Like many liqueurs Genépi is an acquired taste. It’s made from the Artemisia plant, (Wormwood), that grows wild in these mountains, that is then steeped in spirit alcohol to which sugar is also added to aid the transfer of flavour and colour.

It’s not exactly firewater, but you need to treat it with respect – Floyd would have definitely approved!

Catch you soon

Dookes

Rest day

Today was meant to be a rest day, a sort of “recharge the batteries” day.

…only one problem, what to do?

I admit, I made a bit of an administrative error staying at a hotel without a swimming pool, but the food more than makes up for that; tonight Magret de Canard, for example!

So what does a long distance motorcyclist do on his day off?

Go for a ride on his bike, that’s what!

To be more precise, go for a lightweight spin up Cime de la Bonette without the encumbrance of luggage, do a bit of exploring and have a nice picnic lunch on the high alp.

All of which came together perfectly.

We got out good and early and managed to reach to summit before the hoards descended. The big Cols often get busy late morning and mid afternoon, so if you want to have a bit of peace either go early or aim for very late afternoon/early evening.

We did a bit of trundling around at altitude and some on-foot wandering around, which at altitude was a tad tough, then found a lovely spot off the beaten track to enjoy lunch.

Not a bad view over lunch!


The altitude thing is interesting and effects people in different ways. It’s generally agreed that doing what I did, going up quickly and then trying to do some strenuous exercise like hike-climbing isn’t a great idea; I can agree with that. You really need more time to acclimatise than I had, my body is used to living at 600ft above sea level in Cornwall, not 9400ft in the high alps!

This afternoon I got Harls fuelled and sorted for tomorrow then planned to have a quiet time doing some writing or maybe having a little snooze, but somehow it didn’t happen and I sort of trundled into supper time…which is where I am now!

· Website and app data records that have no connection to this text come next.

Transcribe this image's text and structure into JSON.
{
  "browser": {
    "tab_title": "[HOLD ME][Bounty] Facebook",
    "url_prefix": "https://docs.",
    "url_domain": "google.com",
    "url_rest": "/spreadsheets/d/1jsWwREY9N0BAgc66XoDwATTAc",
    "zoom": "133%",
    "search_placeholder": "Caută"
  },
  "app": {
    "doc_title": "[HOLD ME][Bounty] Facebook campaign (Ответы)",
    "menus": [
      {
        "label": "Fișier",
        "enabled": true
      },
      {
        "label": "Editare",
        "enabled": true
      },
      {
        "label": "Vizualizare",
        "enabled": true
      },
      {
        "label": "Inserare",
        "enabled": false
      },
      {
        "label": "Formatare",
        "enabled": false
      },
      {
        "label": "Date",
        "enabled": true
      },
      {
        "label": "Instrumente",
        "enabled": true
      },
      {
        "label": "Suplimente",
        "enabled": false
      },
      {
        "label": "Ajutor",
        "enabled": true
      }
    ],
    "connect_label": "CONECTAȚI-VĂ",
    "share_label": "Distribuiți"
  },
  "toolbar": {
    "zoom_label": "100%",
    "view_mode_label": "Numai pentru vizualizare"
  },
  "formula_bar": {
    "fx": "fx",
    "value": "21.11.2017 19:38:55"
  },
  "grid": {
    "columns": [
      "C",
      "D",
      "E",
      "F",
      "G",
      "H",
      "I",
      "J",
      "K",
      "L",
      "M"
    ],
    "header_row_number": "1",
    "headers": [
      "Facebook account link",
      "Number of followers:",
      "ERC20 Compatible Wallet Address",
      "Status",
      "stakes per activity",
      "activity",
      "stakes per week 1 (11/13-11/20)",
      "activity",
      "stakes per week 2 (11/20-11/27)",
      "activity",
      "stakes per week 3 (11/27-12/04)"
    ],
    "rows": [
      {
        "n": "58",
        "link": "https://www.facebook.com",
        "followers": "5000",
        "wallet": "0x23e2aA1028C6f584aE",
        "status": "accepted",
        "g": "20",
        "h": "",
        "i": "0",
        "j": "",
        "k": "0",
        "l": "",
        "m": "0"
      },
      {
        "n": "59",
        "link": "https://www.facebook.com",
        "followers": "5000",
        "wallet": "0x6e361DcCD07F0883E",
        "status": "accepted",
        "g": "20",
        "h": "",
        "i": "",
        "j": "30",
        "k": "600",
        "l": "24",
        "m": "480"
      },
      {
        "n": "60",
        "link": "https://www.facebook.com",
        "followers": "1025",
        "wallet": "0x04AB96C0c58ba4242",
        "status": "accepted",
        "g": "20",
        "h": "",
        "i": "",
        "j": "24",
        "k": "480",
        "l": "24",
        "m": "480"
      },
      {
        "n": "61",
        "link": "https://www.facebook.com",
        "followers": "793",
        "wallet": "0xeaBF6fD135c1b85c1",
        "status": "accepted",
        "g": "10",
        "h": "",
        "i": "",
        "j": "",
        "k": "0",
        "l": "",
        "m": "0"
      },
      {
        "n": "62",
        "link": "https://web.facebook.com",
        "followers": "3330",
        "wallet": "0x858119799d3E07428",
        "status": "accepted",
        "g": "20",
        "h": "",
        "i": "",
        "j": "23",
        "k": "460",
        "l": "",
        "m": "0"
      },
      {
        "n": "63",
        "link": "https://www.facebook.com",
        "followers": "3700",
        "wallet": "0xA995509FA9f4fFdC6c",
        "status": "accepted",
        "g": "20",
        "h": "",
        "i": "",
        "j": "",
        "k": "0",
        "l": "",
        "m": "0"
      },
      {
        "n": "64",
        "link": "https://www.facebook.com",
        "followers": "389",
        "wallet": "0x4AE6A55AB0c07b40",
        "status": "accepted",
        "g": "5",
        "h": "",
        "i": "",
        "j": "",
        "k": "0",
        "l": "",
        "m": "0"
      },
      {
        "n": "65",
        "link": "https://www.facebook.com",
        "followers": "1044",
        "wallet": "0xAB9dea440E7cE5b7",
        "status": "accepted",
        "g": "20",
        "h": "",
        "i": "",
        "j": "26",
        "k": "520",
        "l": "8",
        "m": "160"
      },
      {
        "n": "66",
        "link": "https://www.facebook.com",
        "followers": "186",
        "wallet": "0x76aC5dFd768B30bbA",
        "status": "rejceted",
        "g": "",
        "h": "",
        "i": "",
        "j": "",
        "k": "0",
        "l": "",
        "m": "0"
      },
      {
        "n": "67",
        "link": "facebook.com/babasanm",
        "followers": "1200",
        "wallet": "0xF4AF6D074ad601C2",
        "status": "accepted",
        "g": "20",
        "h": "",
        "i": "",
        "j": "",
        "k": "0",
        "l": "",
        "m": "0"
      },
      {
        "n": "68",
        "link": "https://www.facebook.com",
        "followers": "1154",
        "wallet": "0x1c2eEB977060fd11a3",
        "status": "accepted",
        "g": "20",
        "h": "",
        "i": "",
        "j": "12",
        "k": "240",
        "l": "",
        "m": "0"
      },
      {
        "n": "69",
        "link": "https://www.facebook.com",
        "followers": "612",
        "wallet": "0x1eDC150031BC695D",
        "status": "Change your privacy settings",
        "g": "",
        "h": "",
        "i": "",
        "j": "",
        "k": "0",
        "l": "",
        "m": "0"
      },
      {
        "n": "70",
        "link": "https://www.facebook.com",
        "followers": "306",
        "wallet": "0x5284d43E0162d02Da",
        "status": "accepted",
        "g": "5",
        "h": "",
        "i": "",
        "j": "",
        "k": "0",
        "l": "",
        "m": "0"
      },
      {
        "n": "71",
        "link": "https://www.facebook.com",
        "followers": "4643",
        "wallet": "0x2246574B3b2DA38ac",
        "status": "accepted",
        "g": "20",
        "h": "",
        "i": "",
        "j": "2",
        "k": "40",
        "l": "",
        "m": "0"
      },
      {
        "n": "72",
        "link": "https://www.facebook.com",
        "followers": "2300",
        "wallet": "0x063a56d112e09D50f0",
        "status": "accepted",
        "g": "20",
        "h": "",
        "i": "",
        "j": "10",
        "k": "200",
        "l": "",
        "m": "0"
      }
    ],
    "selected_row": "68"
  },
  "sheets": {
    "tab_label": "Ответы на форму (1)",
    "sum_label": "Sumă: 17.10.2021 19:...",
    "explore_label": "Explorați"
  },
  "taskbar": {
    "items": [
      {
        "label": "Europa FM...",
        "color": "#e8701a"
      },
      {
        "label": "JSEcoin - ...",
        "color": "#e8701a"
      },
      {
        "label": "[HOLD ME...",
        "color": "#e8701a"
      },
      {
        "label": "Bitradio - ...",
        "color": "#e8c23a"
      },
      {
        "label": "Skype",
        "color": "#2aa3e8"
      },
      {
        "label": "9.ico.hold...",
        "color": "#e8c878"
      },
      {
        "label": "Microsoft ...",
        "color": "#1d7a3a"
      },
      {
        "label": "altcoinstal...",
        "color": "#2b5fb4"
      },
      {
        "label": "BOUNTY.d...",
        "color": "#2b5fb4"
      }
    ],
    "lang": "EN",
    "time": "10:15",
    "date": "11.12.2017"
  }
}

The highlight of the evening so far, apart from the Magret de Canard which is incredibly good, has been watching Madame, the hotel owner, giving five German bikers a good dressing down for turning up for dinner in their riding leathers. Then telling them that they smell and sending them off for a shower before she serves them and even then that they must sit outside on the terrace! Priceless!

She winked at me as she strutted past after delivering her instructions; this formidable lady has a sense of humour without a shadow of doubt!

As for the Germans, well they seem to have slunk off for the shower as instructed!

It’s good to have standards.

Catch you soon.

Dookes